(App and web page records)
--- START ---
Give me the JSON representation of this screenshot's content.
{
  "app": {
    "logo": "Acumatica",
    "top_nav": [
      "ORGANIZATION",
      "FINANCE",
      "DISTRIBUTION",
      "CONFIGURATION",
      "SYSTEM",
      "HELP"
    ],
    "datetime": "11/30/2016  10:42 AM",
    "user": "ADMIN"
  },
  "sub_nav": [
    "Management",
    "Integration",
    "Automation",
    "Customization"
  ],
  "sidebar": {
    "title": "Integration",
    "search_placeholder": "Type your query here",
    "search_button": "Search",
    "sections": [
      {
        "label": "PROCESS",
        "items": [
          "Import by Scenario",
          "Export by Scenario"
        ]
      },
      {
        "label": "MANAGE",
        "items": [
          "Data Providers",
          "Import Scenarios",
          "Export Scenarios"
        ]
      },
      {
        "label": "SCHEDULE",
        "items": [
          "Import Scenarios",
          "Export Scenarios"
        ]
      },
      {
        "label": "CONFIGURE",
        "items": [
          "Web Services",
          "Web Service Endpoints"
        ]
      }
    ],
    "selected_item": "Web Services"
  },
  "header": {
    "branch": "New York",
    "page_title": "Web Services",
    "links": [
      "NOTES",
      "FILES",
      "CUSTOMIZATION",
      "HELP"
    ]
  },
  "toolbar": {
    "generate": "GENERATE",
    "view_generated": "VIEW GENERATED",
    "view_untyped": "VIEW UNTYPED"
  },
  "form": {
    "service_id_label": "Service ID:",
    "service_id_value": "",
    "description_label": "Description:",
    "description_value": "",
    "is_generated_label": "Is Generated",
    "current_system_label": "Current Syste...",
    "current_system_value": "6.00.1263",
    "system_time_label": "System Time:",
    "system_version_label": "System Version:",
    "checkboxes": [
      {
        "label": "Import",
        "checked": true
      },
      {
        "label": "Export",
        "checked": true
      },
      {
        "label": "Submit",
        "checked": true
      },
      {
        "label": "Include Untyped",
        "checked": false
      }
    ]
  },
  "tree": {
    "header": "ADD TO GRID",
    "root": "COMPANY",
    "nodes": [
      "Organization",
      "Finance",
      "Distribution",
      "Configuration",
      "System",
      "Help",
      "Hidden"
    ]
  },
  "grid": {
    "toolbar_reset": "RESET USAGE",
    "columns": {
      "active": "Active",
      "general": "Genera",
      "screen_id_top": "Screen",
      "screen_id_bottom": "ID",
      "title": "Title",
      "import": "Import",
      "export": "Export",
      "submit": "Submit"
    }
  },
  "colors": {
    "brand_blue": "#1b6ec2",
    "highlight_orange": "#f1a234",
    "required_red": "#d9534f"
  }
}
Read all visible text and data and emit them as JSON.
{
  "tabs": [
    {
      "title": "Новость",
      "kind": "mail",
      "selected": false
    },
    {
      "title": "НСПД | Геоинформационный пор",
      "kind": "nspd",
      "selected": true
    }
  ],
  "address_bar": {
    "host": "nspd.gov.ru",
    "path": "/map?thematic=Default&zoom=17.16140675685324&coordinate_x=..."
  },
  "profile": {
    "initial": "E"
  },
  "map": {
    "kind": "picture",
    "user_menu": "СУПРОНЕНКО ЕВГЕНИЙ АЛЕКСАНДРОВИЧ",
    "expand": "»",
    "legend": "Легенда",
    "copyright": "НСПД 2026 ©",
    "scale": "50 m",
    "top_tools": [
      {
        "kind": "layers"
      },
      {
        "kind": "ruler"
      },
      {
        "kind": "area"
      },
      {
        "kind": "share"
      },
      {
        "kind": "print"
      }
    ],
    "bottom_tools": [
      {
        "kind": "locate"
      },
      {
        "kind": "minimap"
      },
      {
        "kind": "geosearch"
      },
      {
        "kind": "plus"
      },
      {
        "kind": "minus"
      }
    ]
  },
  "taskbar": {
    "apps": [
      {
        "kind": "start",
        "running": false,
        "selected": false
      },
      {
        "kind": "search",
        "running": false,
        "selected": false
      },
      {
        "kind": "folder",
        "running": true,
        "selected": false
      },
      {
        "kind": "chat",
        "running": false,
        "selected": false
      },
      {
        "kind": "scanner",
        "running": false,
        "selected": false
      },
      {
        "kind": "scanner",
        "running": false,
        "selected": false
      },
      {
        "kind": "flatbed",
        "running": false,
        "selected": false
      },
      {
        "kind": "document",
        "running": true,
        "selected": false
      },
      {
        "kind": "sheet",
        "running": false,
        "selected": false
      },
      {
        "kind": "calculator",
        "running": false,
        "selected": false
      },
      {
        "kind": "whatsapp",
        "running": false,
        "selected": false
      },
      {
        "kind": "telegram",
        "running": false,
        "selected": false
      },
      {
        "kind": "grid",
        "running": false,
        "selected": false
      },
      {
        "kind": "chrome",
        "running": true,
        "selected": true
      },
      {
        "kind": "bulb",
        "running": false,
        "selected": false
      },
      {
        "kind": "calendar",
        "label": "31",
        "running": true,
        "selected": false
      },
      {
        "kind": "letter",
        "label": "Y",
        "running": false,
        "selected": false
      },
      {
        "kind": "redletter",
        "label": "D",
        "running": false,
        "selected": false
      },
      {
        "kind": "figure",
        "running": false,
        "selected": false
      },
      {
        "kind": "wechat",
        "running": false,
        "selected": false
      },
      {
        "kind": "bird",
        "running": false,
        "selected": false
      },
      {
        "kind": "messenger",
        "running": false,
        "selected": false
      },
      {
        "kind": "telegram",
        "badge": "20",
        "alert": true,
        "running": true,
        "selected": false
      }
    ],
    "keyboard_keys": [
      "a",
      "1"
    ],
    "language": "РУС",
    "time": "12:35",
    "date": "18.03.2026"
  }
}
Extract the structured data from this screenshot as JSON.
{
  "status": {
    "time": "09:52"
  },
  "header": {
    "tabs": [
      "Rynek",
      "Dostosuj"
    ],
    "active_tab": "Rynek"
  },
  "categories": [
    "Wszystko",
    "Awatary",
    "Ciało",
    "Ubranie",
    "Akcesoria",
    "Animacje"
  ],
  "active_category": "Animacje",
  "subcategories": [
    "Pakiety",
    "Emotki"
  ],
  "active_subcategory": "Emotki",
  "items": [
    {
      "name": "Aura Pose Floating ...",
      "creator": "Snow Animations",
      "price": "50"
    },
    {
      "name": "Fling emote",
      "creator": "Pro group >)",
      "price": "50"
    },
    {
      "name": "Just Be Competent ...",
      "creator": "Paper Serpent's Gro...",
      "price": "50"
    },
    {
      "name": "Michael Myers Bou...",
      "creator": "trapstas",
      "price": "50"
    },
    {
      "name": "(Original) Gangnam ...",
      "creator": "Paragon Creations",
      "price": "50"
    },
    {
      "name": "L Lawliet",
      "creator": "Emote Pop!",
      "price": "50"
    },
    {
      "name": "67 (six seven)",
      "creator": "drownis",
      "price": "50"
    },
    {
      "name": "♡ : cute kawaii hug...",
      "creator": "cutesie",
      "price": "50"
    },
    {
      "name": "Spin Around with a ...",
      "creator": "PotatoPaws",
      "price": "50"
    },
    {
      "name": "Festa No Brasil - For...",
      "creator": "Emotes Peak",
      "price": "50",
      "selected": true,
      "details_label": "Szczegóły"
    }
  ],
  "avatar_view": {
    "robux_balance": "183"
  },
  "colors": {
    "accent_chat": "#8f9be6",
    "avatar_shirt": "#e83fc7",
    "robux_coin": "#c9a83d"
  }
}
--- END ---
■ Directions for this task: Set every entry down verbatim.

■ Answer to this task:
Give me the JSON representation of this screenshot's content.
{
  "app": {
    "logo": "Acumatica",
    "top_nav": [
      "ORGANIZATION",
      "FINANCE",
      "DISTRIBUTION",
      "CONFIGURATION",
      "SYSTEM",
      "HELP"
    ],
    "datetime": "11/30/2016  10:42 AM",
    "user": "ADMIN"
  },
  "sub_nav": [
    "Management",
    "Integration",
    "Automation",
    "Customization"
  ],
  "sidebar": {
    "title": "Integration",
    "search_placeholder": "Type your query here",
    "search_button": "Search",
    "sections": [
      {
        "label": "PROCESS",
        "items": [
          "Import by Scenario",
          "Export by Scenario"
        ]
      },
      {
        "label": "MANAGE",
        "items": [
          "Data Providers",
          "Import Scenarios",
          "Export Scenarios"
        ]
      },
      {
        "label": "SCHEDULE",
        "items": [
          "Import Scenarios",
          "Export Scenarios"
        ]
      },
      {
        "label": "CONFIGURE",
        "items": [
          "Web Services",
          "Web Service Endpoints"
        ]
      }
    ],
    "selected_item": "Web Services"
  },
  "header": {
    "branch": "New York",
    "page_title": "Web Services",
    "links": [
      "NOTES",
      "FILES",
      "CUSTOMIZATION",
      "HELP"
    ]
  },
  "toolbar": {
    "generate": "GENERATE",
    "view_generated": "VIEW GENERATED",
    "view_untyped": "VIEW UNTYPED"
  },
  "form": {
    "service_id_label": "Service ID:",
    "service_id_value": "",
    "description_label": "Description:",
    "description_value": "",
    "is_generated_label": "Is Generated",
    "current_system_label": "Current Syste...",
    "current_system_value": "6.00.1263",
    "system_time_label": "System Time:",
    "system_version_label": "System Version:",
    "checkboxes": [
      {
        "label": "Import",
        "checked": true
      },
      {
        "label": "Export",
        "checked": true
      },
      {
        "label": "Submit",
        "checked": true
      },
      {
        "label": "Include Untyped",
        "checked": false
      }
    ]
  },
  "tree": {
    "header": "ADD TO GRID",
    "root": "COMPANY",
    "nodes": [
      "Organization",
      "Finance",
      "Distribution",
      "Configuration",
      "System",
      "Help",
      "Hidden"
    ]
  },
  "grid": {
    "toolbar_reset": "RESET USAGE",
    "columns": {
      "active": "Active",
      "general": "Genera",
      "screen_id_top": "Screen",
      "screen_id_bottom": "ID",
      "title": "Title",
      "import": "Import",
      "export": "Export",
      "submit": "Submit"
    }
  },
  "colors": {
    "brand_blue": "#1b6ec2",
    "highlight_orange": "#f1a234",
    "required_red": "#d9534f"
  }
}
Read all visible text and data and emit them as JSON.
{
  "tabs": [
    {
      "title": "Новость",
      "kind": "mail",
      "selected": false
    },
    {
      "title": "НСПД | Геоинформационный пор",
      "kind": "nspd",
      "selected": true
    }
  ],
  "address_bar": {
    "host": "nspd.gov.ru",
    "path": "/map?thematic=Default&zoom=17.16140675685324&coordinate_x=..."
  },
  "profile": {
    "initial": "E"
  },
  "map": {
    "kind": "picture",
    "user_menu": "СУПРОНЕНКО ЕВГЕНИЙ АЛЕКСАНДРОВИЧ",
    "expand": "»",
    "legend": "Легенда",
    "copyright": "НСПД 2026 ©",
    "scale": "50 m",
    "top_tools": [
      {
        "kind": "layers"
      },
      {
        "kind": "ruler"
      },
      {
        "kind": "area"
      },
      {
        "kind": "share"
      },
      {
        "kind": "print"
      }
    ],
    "bottom_tools": [
      {
        "kind": "locate"
      },
      {
        "kind": "minimap"
      },
      {
        "kind": "geosearch"
      },
      {
        "kind": "plus"
      },
      {
        "kind": "minus"
      }
    ]
  },
  "taskbar": {
    "apps": [
      {
        "kind": "start",
        "running": false,
        "selected": false
      },
      {
        "kind": "search",
        "running": false,
        "selected": false
      },
      {
        "kind": "folder",
        "running": true,
        "selected": false
      },
      {
        "kind": "chat",
        "running": false,
        "selected": false
      },
      {
        "kind": "scanner",
        "running": false,
        "selected": false
      },
      {
        "kind": "scanner",
        "running": false,
        "selected": false
      },
      {
        "kind": "flatbed",
        "running": false,
        "selected": false
      },
      {
        "kind": "document",
        "running": true,
        "selected": false
      },
      {
        "kind": "sheet",
        "running": false,
        "selected": false
      },
      {
        "kind": "calculator",
        "running": false,
        "selected": false
      },
      {
        "kind": "whatsapp",
        "running": false,
        "selected": false
      },
      {
        "kind": "telegram",
        "running": false,
        "selected": false
      },
      {
        "kind": "grid",
        "running": false,
        "selected": false
      },
      {
        "kind": "chrome",
        "running": true,
        "selected": true
      },
      {
        "kind": "bulb",
        "running": false,
        "selected": false
      },
      {
        "kind": "calendar",
        "label": "31",
        "running": true,
        "selected": false
      },
      {
        "kind": "letter",
        "label": "Y",
        "running": false,
        "selected": false
      },
      {
        "kind": "redletter",
        "label": "D",
        "running": false,
        "selected": false
      },
      {
        "kind": "figure",
        "running": false,
        "selected": false
      },
      {
        "kind": "wechat",
        "running": false,
        "selected": false
      },
      {
        "kind": "bird",
        "running": false,
        "selected": false
      },
      {
        "kind": "messenger",
        "running": false,
        "selected": false
      },
      {
        "kind": "telegram",
        "badge": "20",
        "alert": true,
        "running": true,
        "selected": false
      }
    ],
    "keyboard_keys": [
      "a",
      "1"
    ],
    "language": "РУС",
    "time": "12:35",
    "date": "18.03.2026"
  }
}
Extract the structured data from this screenshot as JSON.
{
  "status": {
    "time": "09:52"
  },
  "header": {
    "tabs": [
      "Rynek",
      "Dostosuj"
    ],
    "active_tab": "Rynek"
  },
  "categories": [
    "Wszystko",
    "Awatary",
    "Ciało",
    "Ubranie",
    "Akcesoria",
    "Animacje"
  ],
  "active_category": "Animacje",
  "subcategories": [
    "Pakiety",
    "Emotki"
  ],
  "active_subcategory": "Emotki",
  "items": [
    {
      "name": "Aura Pose Floating ...",
      "creator": "Snow Animations",
      "price": "50"
    },
    {
      "name": "Fling emote",
      "creator": "Pro group >)",
      "price": "50"
    },
    {
      "name": "Just Be Competent ...",
      "creator": "Paper Serpent's Gro...",
      "price": "50"
    },
    {
      "name": "Michael Myers Bou...",
      "creator": "trapstas",
      "price": "50"
    },
    {
      "name": "(Original) Gangnam ...",
      "creator": "Paragon Creations",
      "price": "50"
    },
    {
      "name": "L Lawliet",
      "creator": "Emote Pop!",
      "price": "50"
    },
    {
      "name": "67 (six seven)",
      "creator": "drownis",
      "price": "50"
    },
    {
      "name": "♡ : cute kawaii hug...",
      "creator": "cutesie",
      "price": "50"
    },
    {
      "name": "Spin Around with a ...",
      "creator": "PotatoPaws",
      "price": "50"
    },
    {
      "name": "Festa No Brasil - For...",
      "creator": "Emotes Peak",
      "price": "50",
      "selected": true,
      "details_label": "Szczegóły"
    }
  ],
  "avatar_view": {
    "robux_balance": "183"
  },
  "colors": {
    "accent_chat": "#8f9be6",
    "avatar_shirt": "#e83fc7",
    "robux_coin": "#c9a83d"
  }
}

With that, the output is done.